The amount of security held by the government should be reviewed periodically, as environmental conditions at mine sites are continuously changing. These changes include when new deposits are developed, mining activities are expanded, or new extractive technologies are introduced. BC law grants the Chief Inspector power to amend security whenever he or she considers it necessary. Further guidance is provided in provincial policy, which recommends a review every five years or whenever significant changes occur at the mine. However, security reviews are not always consistently carried out: a recent review of coal mine permits in BC found that lapses of 10 to 20 years occurred between mine security increases.
Other jurisdictions provide for regular reviews of securities by requiring reviews of security at frequent intervals, providing broad legal powers to review and re-calculate security – especially where site inspections indicate deviations from closure plans, mandating fees to cover administrative costs of security review and requiring public notice and public review when miners request security reductions.
When a miner doesn’t complete reclamation, or fails to meet permit conditions, the government needs to access the security funds. In BC, the Chief Inspector may, after giving notice, apply all or part of the security toward the cost of the work required. Although these are relatively strong legal requirements, they remain largely dependent on the Chief Inspector’s discretion, without any oversight. Other jurisdictions set more specific rules on the circumstances in which the regulatory authority should apply the security to complete work. Examples include requiring forfeiture of security where mine reclamation is not completed within set time limits, allowing government to access security when a miner fails to comply with government-issued orders and making the miner liable for government clean-up costs that exceed the available security.
In BC, security is returned to a miner once all legal conditions under the legislation and mine permit have been fulfilled to the satisfaction of the Chief Inspector and there are no on-going inspection, monitoring, mitigation or maintenance requirements. Mine securities in other jurisdictions are not released until the miner has gone through more comprehensive checks and balances. For example, other jurisdictions require public involvement, and a site inspection, before security is released. By releasing security in stages, other jurisdictions have greater assurance of proper re-vegetation and groundwater restoration. This type of provision is often accompanied with a requirement to retain a set percentage of the security for a minimum of five years after completion of reclamation. Similar provisions require the demonstration of self-sustaining re-vegetation for a set time period before release of security.
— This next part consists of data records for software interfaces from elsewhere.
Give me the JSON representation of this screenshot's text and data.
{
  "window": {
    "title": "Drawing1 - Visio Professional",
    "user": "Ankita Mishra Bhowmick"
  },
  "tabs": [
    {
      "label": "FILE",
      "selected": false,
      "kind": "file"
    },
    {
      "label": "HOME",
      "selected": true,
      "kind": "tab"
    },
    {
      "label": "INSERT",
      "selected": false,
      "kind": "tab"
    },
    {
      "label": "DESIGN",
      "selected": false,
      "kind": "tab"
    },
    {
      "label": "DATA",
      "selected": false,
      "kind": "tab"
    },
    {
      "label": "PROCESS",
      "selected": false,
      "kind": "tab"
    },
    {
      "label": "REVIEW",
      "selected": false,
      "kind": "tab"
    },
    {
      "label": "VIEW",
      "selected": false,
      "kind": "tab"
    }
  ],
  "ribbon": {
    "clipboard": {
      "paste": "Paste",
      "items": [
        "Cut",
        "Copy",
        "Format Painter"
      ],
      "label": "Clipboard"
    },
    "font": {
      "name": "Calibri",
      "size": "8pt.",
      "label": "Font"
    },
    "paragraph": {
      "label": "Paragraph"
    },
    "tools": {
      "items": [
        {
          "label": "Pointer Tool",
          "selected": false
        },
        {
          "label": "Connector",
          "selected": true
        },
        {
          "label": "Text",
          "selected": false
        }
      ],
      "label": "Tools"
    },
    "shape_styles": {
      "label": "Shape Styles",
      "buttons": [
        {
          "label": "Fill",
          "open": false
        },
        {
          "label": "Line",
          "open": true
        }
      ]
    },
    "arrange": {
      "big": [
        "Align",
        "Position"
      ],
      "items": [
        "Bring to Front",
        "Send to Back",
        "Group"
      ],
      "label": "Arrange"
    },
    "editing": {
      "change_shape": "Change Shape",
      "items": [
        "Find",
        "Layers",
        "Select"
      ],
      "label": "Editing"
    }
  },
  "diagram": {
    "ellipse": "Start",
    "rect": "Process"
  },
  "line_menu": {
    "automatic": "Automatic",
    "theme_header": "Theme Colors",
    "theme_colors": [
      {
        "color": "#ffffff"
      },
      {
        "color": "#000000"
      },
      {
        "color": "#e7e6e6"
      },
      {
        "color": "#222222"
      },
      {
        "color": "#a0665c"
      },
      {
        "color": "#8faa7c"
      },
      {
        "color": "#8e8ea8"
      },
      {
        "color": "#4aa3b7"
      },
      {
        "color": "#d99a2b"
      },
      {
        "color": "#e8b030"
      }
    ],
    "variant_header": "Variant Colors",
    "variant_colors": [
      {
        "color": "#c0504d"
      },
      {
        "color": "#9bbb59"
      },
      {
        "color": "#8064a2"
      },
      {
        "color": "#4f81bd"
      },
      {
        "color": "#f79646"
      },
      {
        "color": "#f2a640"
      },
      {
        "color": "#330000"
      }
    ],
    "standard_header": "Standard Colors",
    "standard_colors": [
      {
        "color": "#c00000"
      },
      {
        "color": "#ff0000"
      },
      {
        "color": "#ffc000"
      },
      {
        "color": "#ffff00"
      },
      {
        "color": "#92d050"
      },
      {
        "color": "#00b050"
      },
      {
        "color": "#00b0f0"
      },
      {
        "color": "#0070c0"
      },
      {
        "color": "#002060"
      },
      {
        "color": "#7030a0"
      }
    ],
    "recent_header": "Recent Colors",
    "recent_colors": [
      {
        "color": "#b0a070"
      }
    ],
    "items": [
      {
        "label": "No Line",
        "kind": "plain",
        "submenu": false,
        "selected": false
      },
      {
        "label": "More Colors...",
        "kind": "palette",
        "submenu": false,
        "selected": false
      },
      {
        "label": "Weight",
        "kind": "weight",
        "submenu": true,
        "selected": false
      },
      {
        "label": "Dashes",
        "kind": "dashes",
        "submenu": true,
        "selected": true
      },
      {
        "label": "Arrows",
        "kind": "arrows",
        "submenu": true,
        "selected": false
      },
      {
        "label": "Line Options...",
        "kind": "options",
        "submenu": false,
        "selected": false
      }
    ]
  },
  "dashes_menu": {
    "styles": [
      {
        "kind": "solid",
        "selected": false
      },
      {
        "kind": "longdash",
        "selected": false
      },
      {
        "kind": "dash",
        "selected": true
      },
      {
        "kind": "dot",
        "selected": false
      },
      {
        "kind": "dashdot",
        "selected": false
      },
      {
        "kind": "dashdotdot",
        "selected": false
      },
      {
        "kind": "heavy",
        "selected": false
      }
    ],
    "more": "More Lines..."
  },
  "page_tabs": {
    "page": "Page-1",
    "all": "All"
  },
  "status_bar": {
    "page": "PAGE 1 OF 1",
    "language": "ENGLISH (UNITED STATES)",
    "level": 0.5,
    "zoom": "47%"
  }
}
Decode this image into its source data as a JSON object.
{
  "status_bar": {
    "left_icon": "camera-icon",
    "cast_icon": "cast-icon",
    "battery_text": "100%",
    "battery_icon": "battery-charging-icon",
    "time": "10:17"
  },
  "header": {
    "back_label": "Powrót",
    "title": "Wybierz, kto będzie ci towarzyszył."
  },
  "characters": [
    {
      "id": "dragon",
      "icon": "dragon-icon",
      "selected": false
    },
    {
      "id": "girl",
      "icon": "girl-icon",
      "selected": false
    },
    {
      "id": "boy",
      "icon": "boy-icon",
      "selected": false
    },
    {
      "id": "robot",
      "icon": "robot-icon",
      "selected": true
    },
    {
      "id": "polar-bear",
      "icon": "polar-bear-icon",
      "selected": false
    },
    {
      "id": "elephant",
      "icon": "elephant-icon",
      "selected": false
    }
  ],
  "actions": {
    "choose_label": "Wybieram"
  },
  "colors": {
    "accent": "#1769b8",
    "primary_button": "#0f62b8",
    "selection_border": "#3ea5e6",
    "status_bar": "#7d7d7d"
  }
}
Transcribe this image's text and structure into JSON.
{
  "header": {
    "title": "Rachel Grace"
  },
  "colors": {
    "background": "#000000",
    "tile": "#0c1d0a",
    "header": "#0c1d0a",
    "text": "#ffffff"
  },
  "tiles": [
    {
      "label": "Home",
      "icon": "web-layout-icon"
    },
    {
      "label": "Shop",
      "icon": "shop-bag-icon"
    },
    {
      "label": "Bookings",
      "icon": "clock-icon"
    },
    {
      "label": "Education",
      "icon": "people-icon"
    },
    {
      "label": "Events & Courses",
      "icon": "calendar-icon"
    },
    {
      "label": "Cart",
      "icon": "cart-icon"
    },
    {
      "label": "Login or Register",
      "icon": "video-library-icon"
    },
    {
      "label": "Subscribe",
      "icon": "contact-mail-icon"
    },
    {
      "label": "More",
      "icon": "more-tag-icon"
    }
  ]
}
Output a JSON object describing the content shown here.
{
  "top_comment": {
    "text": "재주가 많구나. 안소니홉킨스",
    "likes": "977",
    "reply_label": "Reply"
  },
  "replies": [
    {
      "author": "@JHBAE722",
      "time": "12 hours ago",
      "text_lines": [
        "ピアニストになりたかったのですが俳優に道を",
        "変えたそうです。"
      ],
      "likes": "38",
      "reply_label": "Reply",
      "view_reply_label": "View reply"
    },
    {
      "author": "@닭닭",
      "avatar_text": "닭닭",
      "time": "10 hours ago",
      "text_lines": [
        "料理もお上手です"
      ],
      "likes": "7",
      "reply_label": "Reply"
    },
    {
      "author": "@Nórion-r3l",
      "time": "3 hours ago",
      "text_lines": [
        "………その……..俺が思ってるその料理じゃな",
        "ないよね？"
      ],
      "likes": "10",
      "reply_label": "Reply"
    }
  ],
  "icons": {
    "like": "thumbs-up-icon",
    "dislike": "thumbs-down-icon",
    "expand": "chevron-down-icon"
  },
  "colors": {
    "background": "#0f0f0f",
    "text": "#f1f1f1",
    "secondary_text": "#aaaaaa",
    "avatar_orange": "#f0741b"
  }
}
In conclusion, mine securities in BC are vulnerable. Policy, rather than law, forms the backbone of the current system, and the Chief Inspector of Mines has discretion in all aspects of the mine security process. BC needs to tighten up its security requirements, to do otherwise risks the future financial wellbeing of the province.